Fans of the Paddington books and cartoons will find all sorts of “hidden nods” to those worlds around the experience but Brower said that the aesthetic is mostly inspired by the two live-action films, in which Ben Whishaw voiced a CGI Paddington, released in 2014 and 2017. “I read the books as a kid,” said Brower. “When the films came out, I really fell in love even more with the character.” She visited some of the London locations used in the films and aims to achieve a realistic design while presenting the capital with a similar “sort of magic that they brought into quite a grey city”.

Immersive Octopus’s previous productions include Doctor Who: Time Fracture, which opened in 2021. Brower created those designs during the Covid-19 pandemic, which required endless adjustments for different levels of social restrictions. After Covid rules were lifted, Peaky Blinders: The Rise was a way to “reach out to audiences who had been longing to come together and have a party”.

Immersive theatre is currently booming, with the Bridge’s production of the musical Guys and Dolls letting theatregoers intermingle with the actors and even dance with them for the show’s finale.

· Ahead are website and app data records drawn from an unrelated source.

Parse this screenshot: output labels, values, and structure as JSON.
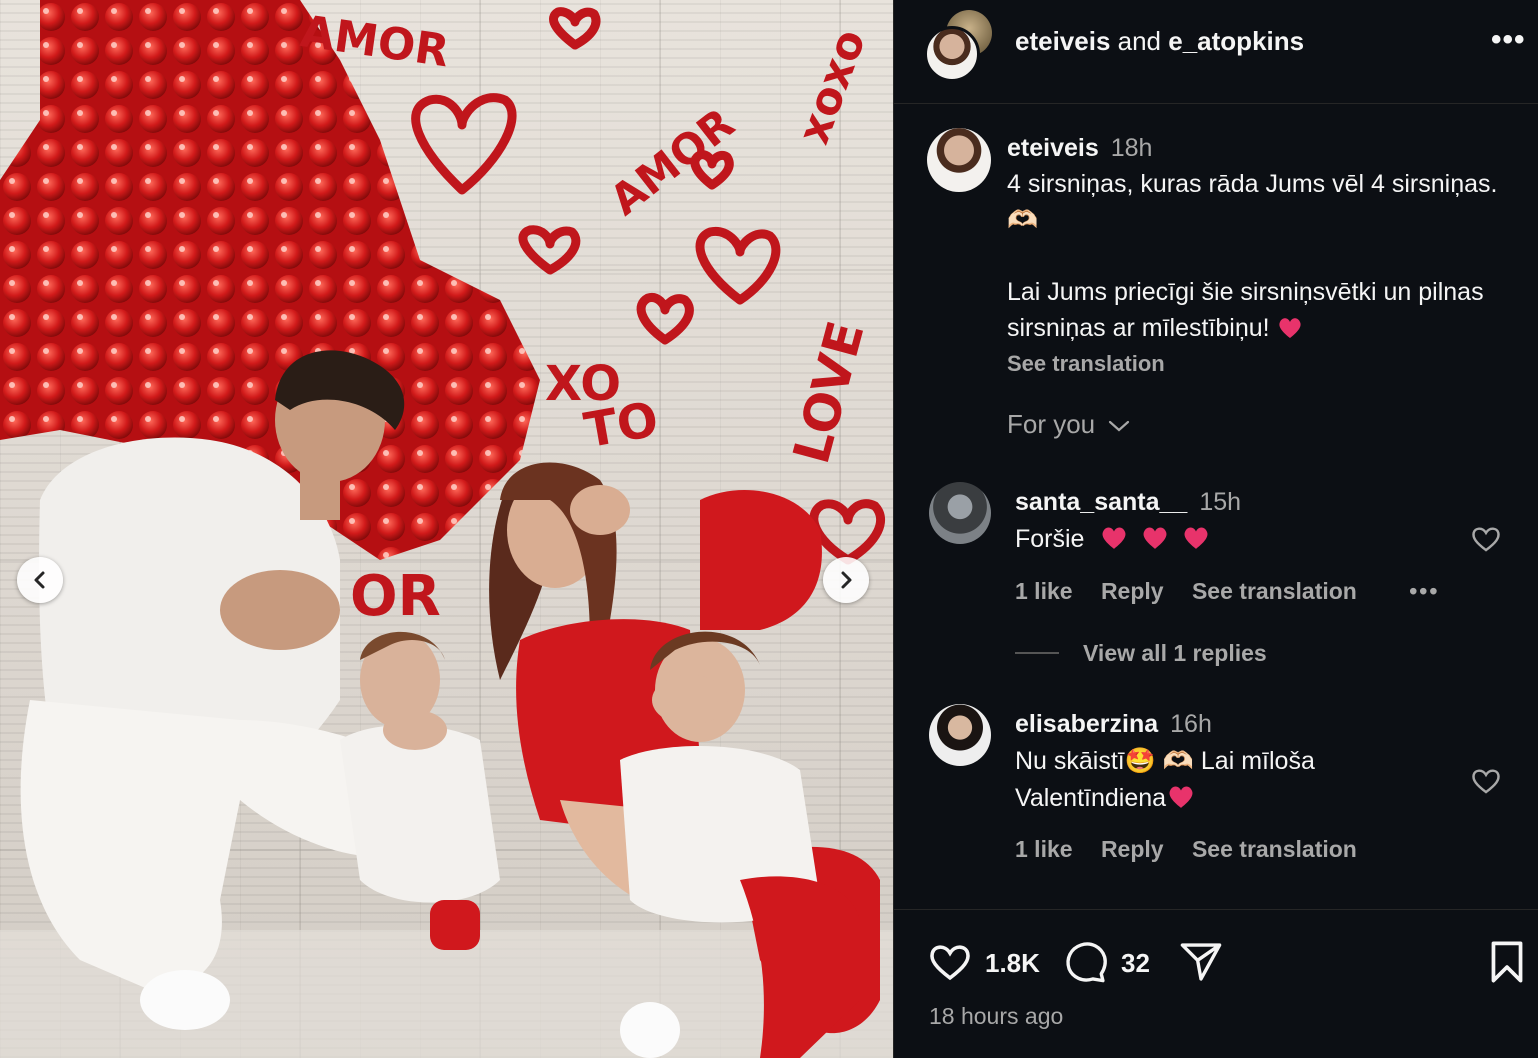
{
  "header": {
    "user1": "eteiveis",
    "and": "and",
    "user2": "e_atopkins"
  },
  "photo_text": {
    "amor1": "AMOR",
    "amor2": "AMOR",
    "xoxo": "xoxo",
    "xo": "XO",
    "to": "TO",
    "love": "LOVE",
    "or": "OR"
  },
  "caption": {
    "username": "eteiveis",
    "time": "18h",
    "line1": "4 sirsniņas, kuras rāda Jums vēl 4 sirsniņas. 🫶🏻",
    "line2": "Lai Jums priecīgi šie sirsniņsvētki un pilnas sirsniņas ar mīlestībiņu!",
    "see_translation": "See translation"
  },
  "filter": {
    "label": "For you"
  },
  "comments": [
    {
      "username": "santa_santa__",
      "time": "15h",
      "text": "Foršie",
      "likes": "1 like",
      "reply": "Reply",
      "see_translation": "See translation",
      "view_replies": "View all 1 replies"
    },
    {
      "username": "elisaberzina",
      "time": "16h",
      "text1": "Nu skāistī🤩 🫶🏻 Lai mīloša",
      "text2": "Valentīndiena",
      "likes": "1 like",
      "reply": "Reply",
      "see_translation": "See translation"
    }
  ],
  "footer": {
    "likes": "1.8K",
    "comments": "32",
    "time_ago": "18 hours ago"
  },
  "colors": {
    "panel_bg": "#0c0f14",
    "heart_emoji": "#e8336b",
    "muted": "#a8a8a8"
  }
}
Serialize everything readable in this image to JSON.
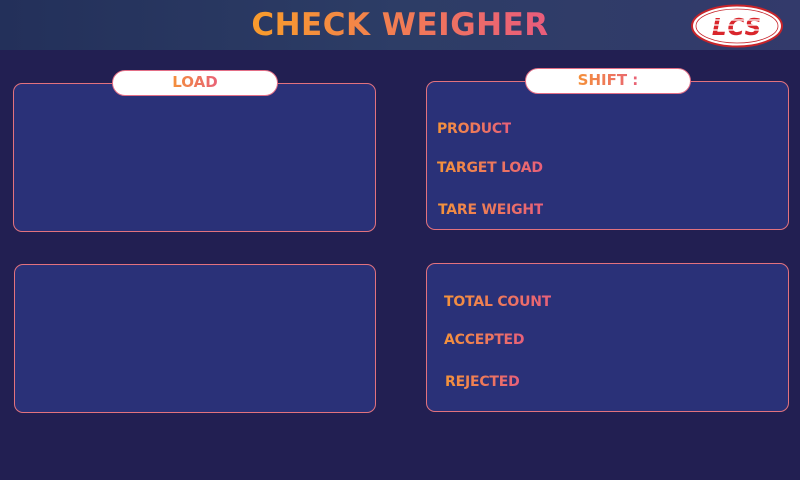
{
  "header": {
    "title": "CHECK WEIGHER",
    "logo_text": "LCS"
  },
  "load_panel": {
    "label": "LOAD"
  },
  "shift_panel": {
    "label": "SHIFT :",
    "fields": {
      "product": "PRODUCT",
      "target_load": "TARGET LOAD",
      "tare_weight": "TARE WEIGHT"
    }
  },
  "count_panel": {
    "fields": {
      "total_count": "TOTAL COUNT",
      "accepted": "ACCEPTED",
      "rejected": "REJECTED"
    }
  },
  "colors": {
    "background": "#221f52",
    "header": "#2d3d66",
    "panel_fill": "#2a3178",
    "panel_border": "#e2727e",
    "accent_orange": "#f4933a",
    "accent_pink": "#e8607a",
    "logo_red": "#d9262c"
  }
}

Post-pandemic, many audiences crave “more than just sitting and watching a show” said Brower, who is designing interactive rooms where you can “touch everything, open drawers and cupboards, and climb into places and do stuff”. With themed food promised as part of the entertainment, that could well include enjoying your own marmalade sandwich.

The County Hall production of Agatha Christie’s courtroom thriller Witness for the Prosecution will continue to run alongside The Paddington Bear Experience.